If that number seems out of whack, take this into consideration: Only 1% of Americans belong to the NRA. The murderous gun policies the GOP backs are nothing more than a ruse to fill their coffers with dark Russian cash, while pretending a dismissible fraction of our population should have their fetish codified into our laws.


Homice Rate USA UK AUS CAN


So, really, when ANY politician (Democrats, too) takes blood money from the NRA and offers the mealy-mouthed phrase “Thoughts and Prayers” about the inevitable NEXT GODDAM SCHOOL SHOOTING, what they’re really saying is, “There’s nothing I will do. Ever.”

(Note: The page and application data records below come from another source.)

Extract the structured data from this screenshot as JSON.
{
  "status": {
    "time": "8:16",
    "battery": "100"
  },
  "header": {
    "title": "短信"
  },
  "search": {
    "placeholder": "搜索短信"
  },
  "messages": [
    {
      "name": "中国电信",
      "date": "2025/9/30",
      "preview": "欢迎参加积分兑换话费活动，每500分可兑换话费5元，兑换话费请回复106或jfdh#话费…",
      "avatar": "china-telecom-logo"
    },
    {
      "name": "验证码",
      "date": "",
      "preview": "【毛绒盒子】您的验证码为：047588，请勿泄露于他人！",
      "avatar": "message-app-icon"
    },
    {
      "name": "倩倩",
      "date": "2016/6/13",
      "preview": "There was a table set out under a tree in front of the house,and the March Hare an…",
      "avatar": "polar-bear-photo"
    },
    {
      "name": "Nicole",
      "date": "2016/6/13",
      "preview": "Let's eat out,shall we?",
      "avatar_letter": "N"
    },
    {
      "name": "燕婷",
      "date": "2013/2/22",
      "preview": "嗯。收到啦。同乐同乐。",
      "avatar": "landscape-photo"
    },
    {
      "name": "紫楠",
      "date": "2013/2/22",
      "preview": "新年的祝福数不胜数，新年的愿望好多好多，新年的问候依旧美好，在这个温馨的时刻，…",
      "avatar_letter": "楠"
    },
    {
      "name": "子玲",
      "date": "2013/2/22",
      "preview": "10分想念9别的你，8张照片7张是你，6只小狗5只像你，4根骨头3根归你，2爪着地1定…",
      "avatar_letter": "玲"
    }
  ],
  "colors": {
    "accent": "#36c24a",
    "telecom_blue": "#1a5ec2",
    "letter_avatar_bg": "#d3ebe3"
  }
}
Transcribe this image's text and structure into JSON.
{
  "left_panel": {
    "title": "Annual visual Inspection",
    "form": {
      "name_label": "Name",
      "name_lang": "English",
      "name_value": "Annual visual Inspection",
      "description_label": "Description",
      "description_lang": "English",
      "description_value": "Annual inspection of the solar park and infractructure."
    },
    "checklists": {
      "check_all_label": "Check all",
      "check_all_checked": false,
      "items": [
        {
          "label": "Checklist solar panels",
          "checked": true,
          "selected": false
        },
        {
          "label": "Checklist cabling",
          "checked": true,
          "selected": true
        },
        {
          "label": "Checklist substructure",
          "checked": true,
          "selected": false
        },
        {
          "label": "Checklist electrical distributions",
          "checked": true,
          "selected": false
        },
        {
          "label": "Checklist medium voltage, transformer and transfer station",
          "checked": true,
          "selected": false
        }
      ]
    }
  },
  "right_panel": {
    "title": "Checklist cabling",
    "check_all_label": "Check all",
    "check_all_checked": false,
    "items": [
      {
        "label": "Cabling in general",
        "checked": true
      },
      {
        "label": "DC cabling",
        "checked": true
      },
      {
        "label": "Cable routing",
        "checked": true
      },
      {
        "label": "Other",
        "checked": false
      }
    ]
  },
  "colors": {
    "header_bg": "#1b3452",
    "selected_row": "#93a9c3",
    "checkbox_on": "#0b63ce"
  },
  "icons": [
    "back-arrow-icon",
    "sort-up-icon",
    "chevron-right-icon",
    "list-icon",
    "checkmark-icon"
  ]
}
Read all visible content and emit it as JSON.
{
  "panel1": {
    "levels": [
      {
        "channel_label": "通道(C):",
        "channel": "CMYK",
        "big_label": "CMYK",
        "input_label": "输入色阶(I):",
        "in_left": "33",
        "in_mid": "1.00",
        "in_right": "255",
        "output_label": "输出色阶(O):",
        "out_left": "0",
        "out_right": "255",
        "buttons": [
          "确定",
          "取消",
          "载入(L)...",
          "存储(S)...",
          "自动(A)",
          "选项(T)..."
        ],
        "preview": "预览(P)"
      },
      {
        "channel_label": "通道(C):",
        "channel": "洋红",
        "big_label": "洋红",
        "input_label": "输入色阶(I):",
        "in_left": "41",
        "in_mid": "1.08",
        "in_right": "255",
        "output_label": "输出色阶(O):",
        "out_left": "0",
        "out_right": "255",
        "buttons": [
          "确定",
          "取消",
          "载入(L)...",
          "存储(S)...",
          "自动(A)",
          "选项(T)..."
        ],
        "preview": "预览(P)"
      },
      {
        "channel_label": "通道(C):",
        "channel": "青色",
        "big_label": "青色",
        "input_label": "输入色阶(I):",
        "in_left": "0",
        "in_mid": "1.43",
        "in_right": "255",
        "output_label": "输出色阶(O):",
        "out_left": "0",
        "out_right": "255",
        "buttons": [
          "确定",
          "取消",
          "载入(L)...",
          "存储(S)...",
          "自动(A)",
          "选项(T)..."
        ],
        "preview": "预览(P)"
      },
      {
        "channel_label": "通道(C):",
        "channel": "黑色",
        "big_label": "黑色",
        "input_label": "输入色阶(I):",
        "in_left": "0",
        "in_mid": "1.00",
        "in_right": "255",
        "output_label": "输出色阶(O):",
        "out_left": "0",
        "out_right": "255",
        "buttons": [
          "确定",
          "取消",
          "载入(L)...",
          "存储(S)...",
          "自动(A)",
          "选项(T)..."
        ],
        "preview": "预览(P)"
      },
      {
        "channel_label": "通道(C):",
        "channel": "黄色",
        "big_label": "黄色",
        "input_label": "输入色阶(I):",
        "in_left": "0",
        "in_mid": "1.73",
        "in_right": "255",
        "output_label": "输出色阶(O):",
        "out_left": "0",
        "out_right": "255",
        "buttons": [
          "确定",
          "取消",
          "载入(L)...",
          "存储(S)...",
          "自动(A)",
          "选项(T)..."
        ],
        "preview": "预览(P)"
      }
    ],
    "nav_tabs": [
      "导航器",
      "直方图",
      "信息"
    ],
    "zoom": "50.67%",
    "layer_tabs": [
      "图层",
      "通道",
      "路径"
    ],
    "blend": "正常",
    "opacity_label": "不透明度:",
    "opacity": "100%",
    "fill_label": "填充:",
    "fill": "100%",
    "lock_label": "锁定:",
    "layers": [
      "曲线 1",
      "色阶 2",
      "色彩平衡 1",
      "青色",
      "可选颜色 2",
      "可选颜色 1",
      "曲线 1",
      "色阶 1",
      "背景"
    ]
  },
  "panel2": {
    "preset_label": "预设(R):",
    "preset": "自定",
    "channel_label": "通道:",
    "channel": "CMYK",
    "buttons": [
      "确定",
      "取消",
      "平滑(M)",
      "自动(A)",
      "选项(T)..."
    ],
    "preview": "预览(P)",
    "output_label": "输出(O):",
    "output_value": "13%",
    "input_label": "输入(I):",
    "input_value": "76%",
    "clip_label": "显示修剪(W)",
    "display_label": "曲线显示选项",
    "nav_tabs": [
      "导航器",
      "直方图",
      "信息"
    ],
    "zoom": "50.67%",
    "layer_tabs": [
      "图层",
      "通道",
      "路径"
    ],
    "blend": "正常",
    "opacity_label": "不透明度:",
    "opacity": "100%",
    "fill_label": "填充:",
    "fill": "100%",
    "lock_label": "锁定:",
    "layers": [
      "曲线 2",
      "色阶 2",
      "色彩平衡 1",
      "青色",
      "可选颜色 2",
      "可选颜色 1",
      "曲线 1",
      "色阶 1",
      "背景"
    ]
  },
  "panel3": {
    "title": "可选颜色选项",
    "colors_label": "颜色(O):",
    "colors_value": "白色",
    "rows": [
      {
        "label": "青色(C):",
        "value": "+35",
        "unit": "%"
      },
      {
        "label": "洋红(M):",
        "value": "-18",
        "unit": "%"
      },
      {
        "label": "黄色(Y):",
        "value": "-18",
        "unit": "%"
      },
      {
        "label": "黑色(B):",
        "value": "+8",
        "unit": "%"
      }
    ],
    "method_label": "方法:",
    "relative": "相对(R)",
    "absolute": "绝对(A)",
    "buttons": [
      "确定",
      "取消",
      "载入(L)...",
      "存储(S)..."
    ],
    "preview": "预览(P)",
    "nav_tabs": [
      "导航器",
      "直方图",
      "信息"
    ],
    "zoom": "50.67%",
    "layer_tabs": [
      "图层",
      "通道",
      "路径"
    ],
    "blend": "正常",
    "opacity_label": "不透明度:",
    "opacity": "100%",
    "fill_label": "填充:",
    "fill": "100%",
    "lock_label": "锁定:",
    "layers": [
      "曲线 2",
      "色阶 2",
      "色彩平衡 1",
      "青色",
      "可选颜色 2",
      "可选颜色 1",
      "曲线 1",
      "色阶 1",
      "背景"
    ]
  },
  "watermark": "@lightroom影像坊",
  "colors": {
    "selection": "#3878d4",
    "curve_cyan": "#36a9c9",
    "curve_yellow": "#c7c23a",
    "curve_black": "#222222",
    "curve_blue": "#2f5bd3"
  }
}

Frankly, I’m done debating the indisputable facts that a vast majority of Americans want tighter background checks, or that we have a glut of guns here, or that school shootings don’t happen in other countries like they do here.

I’m tired of people re-framing the need to reduce our gun violence with the notion we must stop all other forms of murder or violence before we tackle the dumpster fire of our gun laws.

I’m sick of answering disingenuous arguments with, “Yes, certainly, vehicles can be used for mass murder. They are also regulated, and insured, and their primary function is for transportation, not for killing people.”

I have precious little patience for those who unironically screech about their ‘god given right’ to the 2nd Amendment, while never comprehending the word amendment literally means ‘change’, and the word god is not in the Bill of Rights. There’s a reason ‘Well Regulated’ comes before ‘Shall Not Be Infringed’, and it’s not that difficult a concept to grasp that Americans are solidly behind weapon’s of war being ‘Well Regulated’ by a margin of 9-1.

I’m SURE as hell over those people stupid enough to argue for anarchy with, “Why pass laws when criminals won’t follow them?” They seem unable to grok that since the police manage to take so many of the white male mass murderers into custody, it’s super helpful to be able to prosecute them, and make them pay for their crimes.

In short: I’m over the excuses for why our schools are war zones, and we have more than one mass shooting a day in America.

Thoughts and Prayers are all well and good as a means to spiritual fulfillment, but they do nothing to change the very real gun crisis in this country. The only way we can break the endless cycle of Republican Thoughts and Prayers will be when We The People force change through activism and elections, and not by demanding God cure the illness we created ourselves.

Screw Thoughts and Prayers – You need to VOTE, dammit.